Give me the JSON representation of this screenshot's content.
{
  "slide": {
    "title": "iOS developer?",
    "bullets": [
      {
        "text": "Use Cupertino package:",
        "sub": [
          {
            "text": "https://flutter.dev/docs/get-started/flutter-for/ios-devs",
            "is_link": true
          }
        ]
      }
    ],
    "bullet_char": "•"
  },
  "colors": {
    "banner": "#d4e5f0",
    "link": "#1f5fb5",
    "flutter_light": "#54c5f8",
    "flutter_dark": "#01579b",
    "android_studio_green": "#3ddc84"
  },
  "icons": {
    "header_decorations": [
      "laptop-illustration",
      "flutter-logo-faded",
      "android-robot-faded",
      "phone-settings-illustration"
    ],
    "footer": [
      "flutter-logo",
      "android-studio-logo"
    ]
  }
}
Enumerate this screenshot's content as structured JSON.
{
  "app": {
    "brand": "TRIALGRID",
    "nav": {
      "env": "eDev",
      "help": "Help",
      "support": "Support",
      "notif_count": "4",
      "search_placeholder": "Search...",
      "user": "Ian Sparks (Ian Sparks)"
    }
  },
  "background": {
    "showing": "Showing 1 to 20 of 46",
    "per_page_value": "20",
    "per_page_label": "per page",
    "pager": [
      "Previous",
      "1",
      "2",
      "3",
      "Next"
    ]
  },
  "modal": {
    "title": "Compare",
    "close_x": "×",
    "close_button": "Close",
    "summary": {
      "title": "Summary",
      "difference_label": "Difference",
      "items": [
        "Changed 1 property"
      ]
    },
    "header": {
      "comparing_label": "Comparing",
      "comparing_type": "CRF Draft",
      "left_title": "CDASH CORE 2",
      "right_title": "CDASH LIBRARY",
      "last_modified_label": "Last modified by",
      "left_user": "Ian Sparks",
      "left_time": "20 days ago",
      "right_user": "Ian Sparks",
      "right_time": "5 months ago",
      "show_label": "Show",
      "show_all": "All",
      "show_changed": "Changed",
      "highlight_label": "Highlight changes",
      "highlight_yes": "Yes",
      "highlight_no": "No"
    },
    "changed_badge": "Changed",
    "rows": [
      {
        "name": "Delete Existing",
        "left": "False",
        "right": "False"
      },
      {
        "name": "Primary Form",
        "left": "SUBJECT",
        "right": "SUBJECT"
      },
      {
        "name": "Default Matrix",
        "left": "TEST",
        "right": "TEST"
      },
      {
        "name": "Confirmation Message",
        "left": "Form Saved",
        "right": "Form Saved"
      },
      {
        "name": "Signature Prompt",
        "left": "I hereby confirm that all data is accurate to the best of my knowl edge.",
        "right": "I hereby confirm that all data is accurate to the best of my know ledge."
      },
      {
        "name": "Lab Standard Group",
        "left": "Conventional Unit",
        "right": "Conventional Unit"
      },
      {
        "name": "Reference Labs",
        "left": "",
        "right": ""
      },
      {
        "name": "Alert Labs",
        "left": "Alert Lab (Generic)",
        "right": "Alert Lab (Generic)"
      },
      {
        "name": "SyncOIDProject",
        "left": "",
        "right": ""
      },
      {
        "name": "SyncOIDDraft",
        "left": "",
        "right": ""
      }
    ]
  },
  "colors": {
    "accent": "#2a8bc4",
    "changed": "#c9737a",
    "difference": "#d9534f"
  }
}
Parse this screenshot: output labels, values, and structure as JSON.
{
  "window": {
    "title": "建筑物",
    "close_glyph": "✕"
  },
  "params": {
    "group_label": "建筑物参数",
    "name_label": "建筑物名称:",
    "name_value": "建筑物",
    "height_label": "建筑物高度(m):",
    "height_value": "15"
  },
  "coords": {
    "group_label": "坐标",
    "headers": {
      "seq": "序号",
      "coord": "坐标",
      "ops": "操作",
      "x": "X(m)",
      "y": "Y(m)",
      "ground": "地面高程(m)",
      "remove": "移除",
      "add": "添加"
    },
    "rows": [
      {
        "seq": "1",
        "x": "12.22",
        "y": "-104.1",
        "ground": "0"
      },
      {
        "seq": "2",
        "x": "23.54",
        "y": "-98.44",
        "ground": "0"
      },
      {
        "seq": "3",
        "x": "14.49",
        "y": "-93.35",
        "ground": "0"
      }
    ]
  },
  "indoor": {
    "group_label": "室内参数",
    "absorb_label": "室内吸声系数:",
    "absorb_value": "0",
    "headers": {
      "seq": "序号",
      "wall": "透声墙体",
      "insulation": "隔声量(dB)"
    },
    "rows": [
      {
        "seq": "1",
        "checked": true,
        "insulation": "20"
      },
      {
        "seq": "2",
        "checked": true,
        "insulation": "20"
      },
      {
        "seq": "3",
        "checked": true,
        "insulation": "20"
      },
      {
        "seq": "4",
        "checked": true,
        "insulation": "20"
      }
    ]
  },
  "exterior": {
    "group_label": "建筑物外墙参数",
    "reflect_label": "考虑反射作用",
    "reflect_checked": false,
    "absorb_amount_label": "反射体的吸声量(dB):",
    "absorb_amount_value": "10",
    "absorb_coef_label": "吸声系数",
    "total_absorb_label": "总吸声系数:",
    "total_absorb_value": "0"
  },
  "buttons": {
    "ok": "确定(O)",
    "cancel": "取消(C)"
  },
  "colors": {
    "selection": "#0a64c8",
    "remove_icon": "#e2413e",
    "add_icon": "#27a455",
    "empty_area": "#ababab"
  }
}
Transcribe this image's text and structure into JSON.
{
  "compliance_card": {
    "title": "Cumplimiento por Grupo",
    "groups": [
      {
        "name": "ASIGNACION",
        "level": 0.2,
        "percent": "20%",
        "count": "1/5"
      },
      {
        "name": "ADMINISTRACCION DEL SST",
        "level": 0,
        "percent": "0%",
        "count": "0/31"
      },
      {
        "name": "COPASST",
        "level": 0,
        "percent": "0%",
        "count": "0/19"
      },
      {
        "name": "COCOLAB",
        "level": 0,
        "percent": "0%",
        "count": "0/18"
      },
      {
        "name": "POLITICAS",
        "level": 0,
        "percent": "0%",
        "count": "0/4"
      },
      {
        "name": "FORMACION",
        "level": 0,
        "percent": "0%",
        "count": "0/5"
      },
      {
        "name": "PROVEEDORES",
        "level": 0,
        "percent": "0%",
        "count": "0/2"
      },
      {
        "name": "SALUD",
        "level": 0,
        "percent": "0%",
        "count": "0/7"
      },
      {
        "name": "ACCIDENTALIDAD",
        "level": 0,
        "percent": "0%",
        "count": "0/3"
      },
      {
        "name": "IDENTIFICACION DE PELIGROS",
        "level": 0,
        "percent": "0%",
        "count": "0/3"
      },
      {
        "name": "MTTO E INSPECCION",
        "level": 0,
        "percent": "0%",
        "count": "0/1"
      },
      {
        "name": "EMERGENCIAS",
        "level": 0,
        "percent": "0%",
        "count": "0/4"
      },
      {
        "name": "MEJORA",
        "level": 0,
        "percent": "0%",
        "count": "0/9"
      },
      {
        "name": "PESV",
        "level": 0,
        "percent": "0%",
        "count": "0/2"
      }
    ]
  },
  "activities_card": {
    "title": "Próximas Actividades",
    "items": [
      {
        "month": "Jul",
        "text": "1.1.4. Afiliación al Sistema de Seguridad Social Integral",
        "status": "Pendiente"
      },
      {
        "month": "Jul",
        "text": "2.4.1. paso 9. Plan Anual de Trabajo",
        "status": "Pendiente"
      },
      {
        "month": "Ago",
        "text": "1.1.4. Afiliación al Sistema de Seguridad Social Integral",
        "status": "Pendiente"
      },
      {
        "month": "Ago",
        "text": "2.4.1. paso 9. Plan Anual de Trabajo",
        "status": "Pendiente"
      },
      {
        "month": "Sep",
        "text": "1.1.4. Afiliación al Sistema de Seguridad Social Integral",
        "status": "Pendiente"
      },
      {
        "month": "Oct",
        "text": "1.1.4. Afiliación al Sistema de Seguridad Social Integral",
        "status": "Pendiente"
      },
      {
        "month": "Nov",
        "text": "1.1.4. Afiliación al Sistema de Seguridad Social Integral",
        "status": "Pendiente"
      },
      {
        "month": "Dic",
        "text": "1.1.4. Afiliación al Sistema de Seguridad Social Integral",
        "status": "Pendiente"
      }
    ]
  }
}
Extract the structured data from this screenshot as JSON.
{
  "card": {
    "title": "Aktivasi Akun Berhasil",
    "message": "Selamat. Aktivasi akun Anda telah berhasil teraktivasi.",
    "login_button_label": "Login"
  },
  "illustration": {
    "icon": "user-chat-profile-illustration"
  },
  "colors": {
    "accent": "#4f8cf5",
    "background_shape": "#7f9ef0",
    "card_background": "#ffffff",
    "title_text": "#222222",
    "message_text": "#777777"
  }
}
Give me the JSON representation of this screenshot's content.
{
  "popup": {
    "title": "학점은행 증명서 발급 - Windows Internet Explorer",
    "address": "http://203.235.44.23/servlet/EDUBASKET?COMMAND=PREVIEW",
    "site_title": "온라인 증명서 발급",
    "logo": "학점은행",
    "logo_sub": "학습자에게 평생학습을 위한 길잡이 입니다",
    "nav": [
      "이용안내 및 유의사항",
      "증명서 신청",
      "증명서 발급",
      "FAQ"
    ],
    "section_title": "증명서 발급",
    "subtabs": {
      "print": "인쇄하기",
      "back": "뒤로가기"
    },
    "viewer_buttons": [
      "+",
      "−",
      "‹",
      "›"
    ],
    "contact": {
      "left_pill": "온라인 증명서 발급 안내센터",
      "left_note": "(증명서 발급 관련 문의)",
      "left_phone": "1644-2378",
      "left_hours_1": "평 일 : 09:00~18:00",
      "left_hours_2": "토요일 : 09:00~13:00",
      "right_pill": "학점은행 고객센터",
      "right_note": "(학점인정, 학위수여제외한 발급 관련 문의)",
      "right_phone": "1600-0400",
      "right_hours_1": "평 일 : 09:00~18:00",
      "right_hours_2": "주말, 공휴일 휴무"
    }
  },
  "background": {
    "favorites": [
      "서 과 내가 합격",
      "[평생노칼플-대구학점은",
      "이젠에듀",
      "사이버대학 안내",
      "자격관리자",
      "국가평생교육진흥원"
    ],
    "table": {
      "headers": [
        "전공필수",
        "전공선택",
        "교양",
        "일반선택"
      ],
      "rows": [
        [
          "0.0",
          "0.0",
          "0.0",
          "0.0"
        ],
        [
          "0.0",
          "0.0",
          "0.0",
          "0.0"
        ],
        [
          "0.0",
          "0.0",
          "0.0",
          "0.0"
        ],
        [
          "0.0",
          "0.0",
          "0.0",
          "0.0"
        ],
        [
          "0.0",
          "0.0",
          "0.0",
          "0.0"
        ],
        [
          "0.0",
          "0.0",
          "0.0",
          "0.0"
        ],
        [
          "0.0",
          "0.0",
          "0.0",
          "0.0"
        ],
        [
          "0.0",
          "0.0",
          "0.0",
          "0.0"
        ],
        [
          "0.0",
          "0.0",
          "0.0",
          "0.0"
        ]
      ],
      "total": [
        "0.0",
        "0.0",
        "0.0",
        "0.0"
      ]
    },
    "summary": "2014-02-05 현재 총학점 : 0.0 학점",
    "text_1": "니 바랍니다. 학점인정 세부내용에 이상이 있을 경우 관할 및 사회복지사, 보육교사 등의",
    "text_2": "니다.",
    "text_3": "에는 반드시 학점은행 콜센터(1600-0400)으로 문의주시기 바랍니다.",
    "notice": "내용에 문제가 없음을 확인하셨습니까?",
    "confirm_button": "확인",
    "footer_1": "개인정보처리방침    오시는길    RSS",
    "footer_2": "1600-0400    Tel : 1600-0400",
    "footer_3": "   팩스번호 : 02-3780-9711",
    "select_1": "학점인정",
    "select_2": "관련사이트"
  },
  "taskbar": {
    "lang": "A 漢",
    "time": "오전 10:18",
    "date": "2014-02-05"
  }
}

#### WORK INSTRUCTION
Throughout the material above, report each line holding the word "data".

#### WRITTEN ANSWER
        "left": "I hereby confirm that all data is accurate to the best of my knowl edge.",
        "right": "I hereby confirm that all data is accurate to the best of my know ledge."
Extract the structured data from this screenshot as JSON.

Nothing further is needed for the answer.